Of all the artists in the show, only one,  contemporary New Mexico weaver Irvin Trujillo, was represented by more than one piece.  The one I kept going back to recently won La Lana Weaving Award for Innovative Use of Color and Design in Rio Grande Weaving at Santa Fe's 104 Spanish Market.  This is Saltillo Shroud, purchased by the Denver Art Museum for this show:  

Saltillo Shroud, Irvin Trujillo, 2014
One could gaze at this piece for hours and still discover new details.  The intricacy of the weaving, the use of color transparency, the re-interpretation of traditional motifs from Spanish weaving . . .this is The Great American Novel written in the language of Southwestern weaving.  The piece radiates vibrant energy.  It is truly an eye-dazzler. 

detail, Saltillo Shroud by Irvin Trujillo, 2014
detail, Saltillo Shroud by Irvin Trujillo, 2014
There are two contemporary pieces in the show that break free of the strict rectilinear grid of traditional weaving and explore texture and three-dimensional space.  These pieces revel in weaving for its own sake, in the textures, lines and shapes that can only be made with weaving techniques. 

Parchment by Gayle Wimmer, 1981

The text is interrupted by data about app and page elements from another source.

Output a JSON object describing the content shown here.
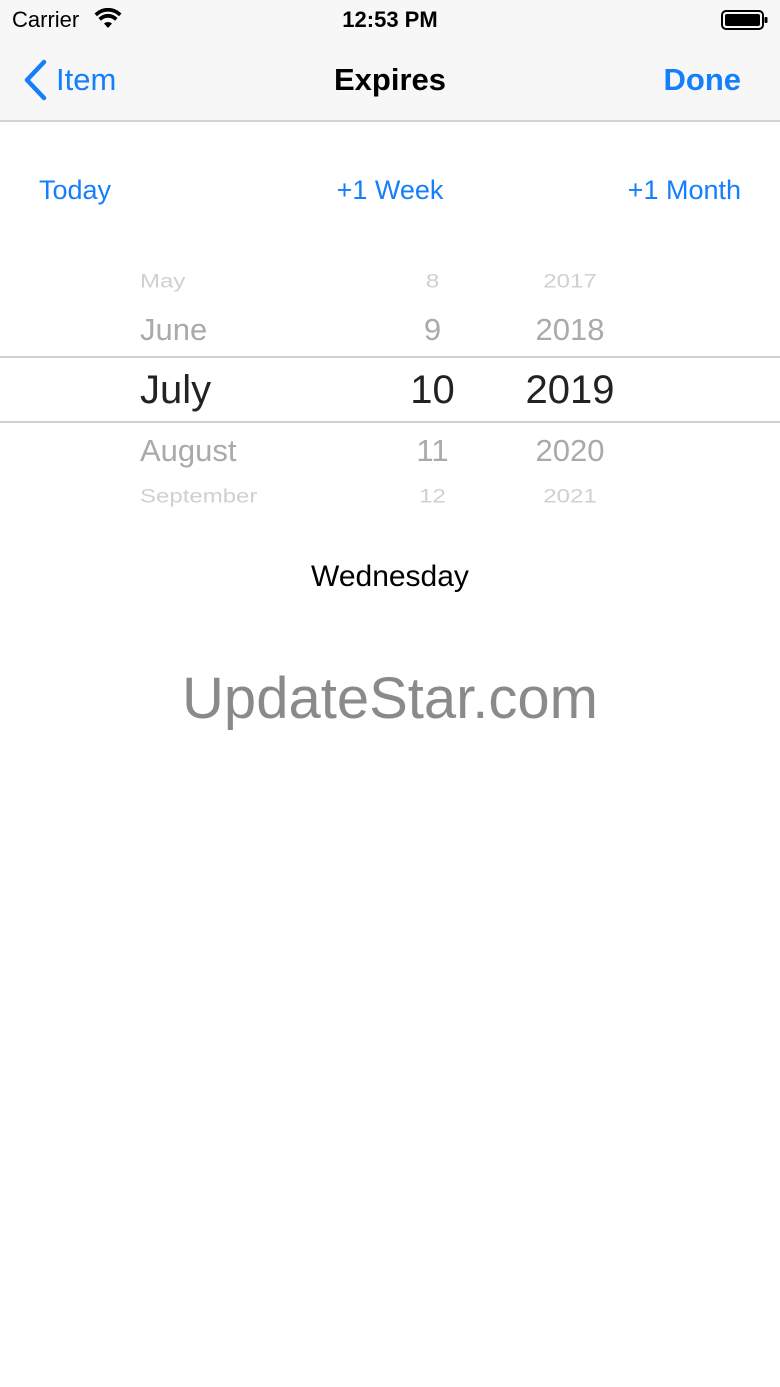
{
  "status_bar": {
    "carrier": "Carrier",
    "time": "12:53 PM"
  },
  "nav": {
    "back_label": "Item",
    "title": "Expires",
    "done_label": "Done"
  },
  "quick_buttons": {
    "today": "Today",
    "week": "+1 Week",
    "month": "+1 Month"
  },
  "picker": {
    "months": [
      "May",
      "June",
      "July",
      "August",
      "September"
    ],
    "days": [
      "8",
      "9",
      "10",
      "11",
      "12"
    ],
    "years": [
      "2017",
      "2018",
      "2019",
      "2020",
      "2021"
    ]
  },
  "weekday": "Wednesday",
  "watermark": "UpdateStar.com",
  "colors": {
    "accent": "#147efb",
    "bar_background": "#f7f7f7"
  }
}
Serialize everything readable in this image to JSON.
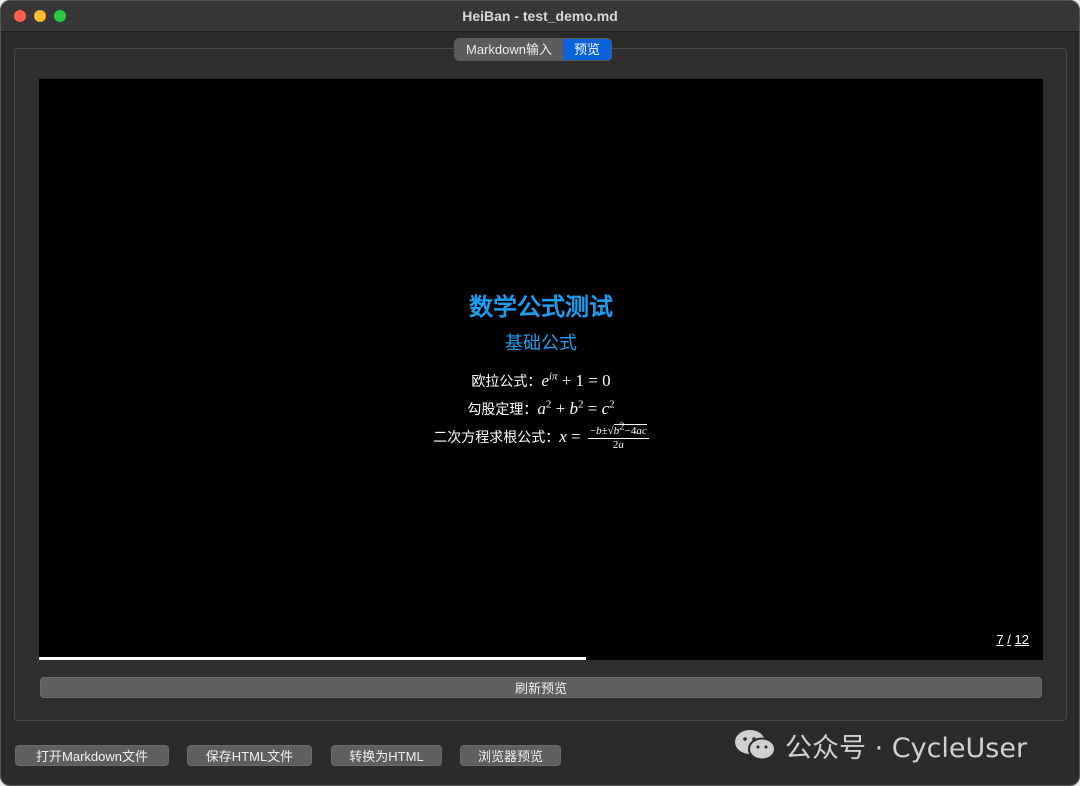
{
  "window": {
    "title": "HeiBan - test_demo.md"
  },
  "tabs": [
    {
      "label": "Markdown输入",
      "active": false
    },
    {
      "label": "预览",
      "active": true
    }
  ],
  "slide": {
    "heading": "数学公式测试",
    "subheading": "基础公式",
    "formulas": {
      "euler_label": "欧拉公式：",
      "pythagoras_label": "勾股定理：",
      "quadratic_label": "二次方程求根公式："
    },
    "page_current": "7",
    "page_separator": "/",
    "page_total": "12",
    "progress_fraction": 0.545
  },
  "refresh_label": "刷新预览",
  "bottom_buttons": {
    "open_md": "打开Markdown文件",
    "save_html": "保存HTML文件",
    "convert_html": "转换为HTML",
    "browser_preview": "浏览器预览"
  },
  "watermark": {
    "text": "公众号 · CycleUser"
  },
  "colors": {
    "accent": "#1f9cf0",
    "tab_active": "#0a63d8",
    "window_bg": "#2b2b2b"
  }
}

Tapis Pobre, by Josep Grau-Garriga, 1973
I enjoy seeing how weaving can make sculptures with such powerful presence.  These pieces do not tell a story or serve any function but to entice the eye . . . and the hand.  But I know that to weave in this way is not my own direction.  For now at least I am driven to use traditional tapestry techniques to make pieces that speak with my own voice.  The work in this show was rich and satisfying food for the journey.  

If you find yourself in Denver anytime before March 6, 2016, go see the show!  And let us know what you think. 

Wednesday, October 21, 2015

Work in progress

 I'm in the final two weeks' production push for work for two back-to-back shows/sales in November.  Here's what's coming off my loom these days.

Gold tencel weft on black alpaca-silk warp for shawl.  The photo does not capture the metallic iridescence. 
Long tencel striped twill scarves have been washed and are drying before trimming and finishing
And meanwhile, my tapestry is coming along.  I'm so excited to have finished this spiral, after many attempts! It looks slightly off at the top but that will be fixed when the white background coming up on the left finally reaches and covers the spiral.